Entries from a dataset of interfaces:
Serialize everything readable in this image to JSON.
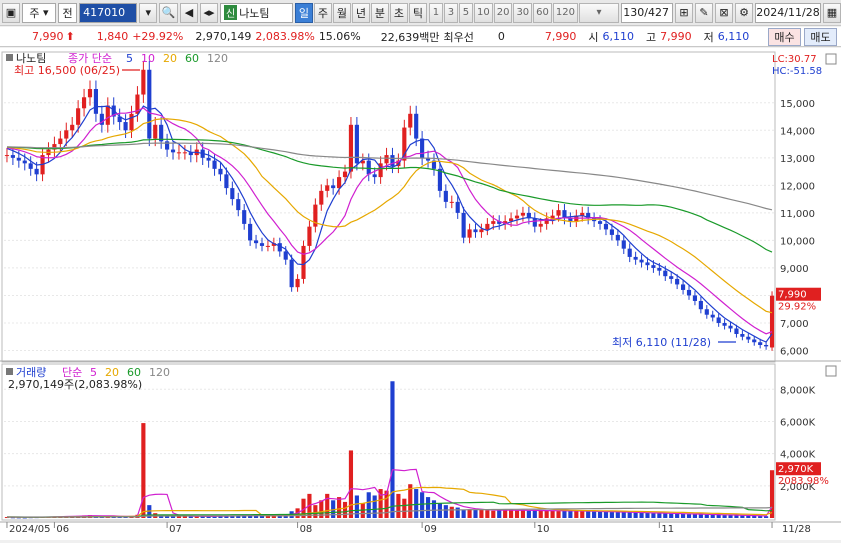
{
  "toolbar": {
    "mode": "주",
    "mode2": "전",
    "code": "417010",
    "shin": "신",
    "name": "나노팀",
    "periods": [
      "일",
      "주",
      "월",
      "년",
      "분",
      "초",
      "틱"
    ],
    "active_period": "일",
    "nums": [
      "1",
      "3",
      "5",
      "10",
      "20",
      "30",
      "60",
      "120"
    ],
    "count": "130/427",
    "date": "2024/11/28"
  },
  "quote": {
    "price": "7,990",
    "change": "1,840",
    "change_pct": "+29.92%",
    "volume": "2,970,149",
    "volume_pct": "2,083.98%",
    "turnover": "15.06%",
    "amount": "22,639백만",
    "best_label": "최우선",
    "best_value": "0",
    "best_price": "7,990",
    "open_label": "시",
    "open": "6,110",
    "high_label": "고",
    "high": "7,990",
    "low_label": "저",
    "low": "6,110",
    "buy": "매수",
    "sell": "매도"
  },
  "price_panel": {
    "stock": "나노팀",
    "legend_prefix": "종가 단순",
    "ma": [
      {
        "period": "5",
        "color": "#1f3fd0"
      },
      {
        "period": "10",
        "color": "#d020d0"
      },
      {
        "period": "20",
        "color": "#e6a800"
      },
      {
        "period": "60",
        "color": "#1a9a2a"
      },
      {
        "period": "120",
        "color": "#888888"
      }
    ],
    "lc": "LC:30.77",
    "hc": "HC:-51.58",
    "high_note": "최고 16,500 (06/25)",
    "low_note": "최저 6,110 (11/28)",
    "last_price": "7,990",
    "last_pct": "29.92%"
  },
  "volume_panel": {
    "title": "거래량",
    "legend_prefix": "단순",
    "ma": [
      "5",
      "20",
      "60",
      "120"
    ],
    "value": "2,970,149주(2,083.98%)",
    "last": "2,970K",
    "last_pct": "2083.98%"
  },
  "chart_data": {
    "type": "candlestick",
    "price_ticks": [
      6000,
      7000,
      8000,
      9000,
      10000,
      11000,
      12000,
      13000,
      14000,
      15000
    ],
    "price_tick_labels": [
      "6,000",
      "7,000",
      "8,000",
      "9,000",
      "10,000",
      "11,000",
      "12,000",
      "13,000",
      "14,000",
      "15,000"
    ],
    "price_range": [
      5800,
      16700
    ],
    "vol_ticks": [
      2000,
      4000,
      6000,
      8000
    ],
    "vol_tick_labels": [
      "2,000K",
      "4,000K",
      "6,000K",
      "8,000K"
    ],
    "vol_range": [
      0,
      9200
    ],
    "x_labels": [
      {
        "i": 0,
        "t": "2024/05"
      },
      {
        "i": 8,
        "t": "06"
      },
      {
        "i": 27,
        "t": "07"
      },
      {
        "i": 49,
        "t": "08"
      },
      {
        "i": 70,
        "t": "09"
      },
      {
        "i": 89,
        "t": "10"
      },
      {
        "i": 110,
        "t": "11"
      },
      {
        "i": 129,
        "t": "11/28"
      }
    ],
    "close": [
      13100,
      13000,
      12900,
      12800,
      12600,
      12400,
      13100,
      13300,
      13500,
      13700,
      14000,
      14200,
      14800,
      15200,
      15500,
      14600,
      14200,
      14900,
      14500,
      14300,
      14000,
      14600,
      15300,
      16200,
      13700,
      14200,
      13600,
      13300,
      13200,
      13200,
      13200,
      13100,
      13300,
      13000,
      12900,
      12600,
      12400,
      11900,
      11500,
      11100,
      10600,
      10000,
      9900,
      9800,
      9800,
      9900,
      9600,
      9300,
      8300,
      8600,
      9800,
      10500,
      11300,
      11800,
      12000,
      11900,
      12300,
      12500,
      14200,
      12800,
      12900,
      12400,
      12300,
      12800,
      13100,
      12700,
      12900,
      14100,
      14600,
      13700,
      13000,
      12900,
      12600,
      11800,
      11400,
      11400,
      11000,
      10100,
      10400,
      10300,
      10400,
      10600,
      10700,
      10600,
      10700,
      10800,
      10900,
      11000,
      10800,
      10500,
      10600,
      10800,
      10900,
      11100,
      10800,
      10700,
      10900,
      11000,
      10800,
      10700,
      10600,
      10400,
      10200,
      10000,
      9700,
      9400,
      9300,
      9200,
      9100,
      9000,
      8900,
      8700,
      8600,
      8400,
      8200,
      8000,
      7800,
      7500,
      7300,
      7200,
      7000,
      6900,
      6800,
      6600,
      6500,
      6400,
      6300,
      6200,
      6150,
      7990
    ],
    "ohlc_note": "open/high/low derived from close with small spreads",
    "volume": [
      60,
      45,
      40,
      35,
      50,
      55,
      70,
      80,
      90,
      95,
      120,
      110,
      130,
      160,
      180,
      120,
      100,
      130,
      110,
      90,
      80,
      120,
      200,
      5900,
      800,
      300,
      200,
      150,
      120,
      110,
      100,
      90,
      120,
      100,
      90,
      110,
      130,
      150,
      140,
      160,
      180,
      170,
      160,
      150,
      140,
      150,
      180,
      220,
      420,
      600,
      1200,
      1500,
      800,
      1100,
      1500,
      1100,
      1300,
      1000,
      4200,
      1400,
      900,
      1600,
      1400,
      1800,
      1700,
      8500,
      1500,
      1200,
      2100,
      1800,
      1600,
      1300,
      1100,
      900,
      800,
      700,
      650,
      500,
      550,
      500,
      520,
      480,
      450,
      500,
      470,
      520,
      460,
      480,
      450,
      460,
      470,
      440,
      460,
      430,
      440,
      450,
      430,
      420,
      410,
      400,
      390,
      380,
      370,
      360,
      350,
      340,
      330,
      320,
      310,
      300,
      290,
      280,
      270,
      260,
      250,
      240,
      230,
      220,
      210,
      200,
      190,
      180,
      170,
      160,
      150,
      140,
      130,
      120,
      110,
      2970
    ]
  }
}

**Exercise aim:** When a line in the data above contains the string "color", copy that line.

**Output of the task:**
        "color": "#1f3fd0"
        "color": "#d020d0"
        "color": "#e6a800"
        "color": "#1a9a2a"
        "color": "#888888"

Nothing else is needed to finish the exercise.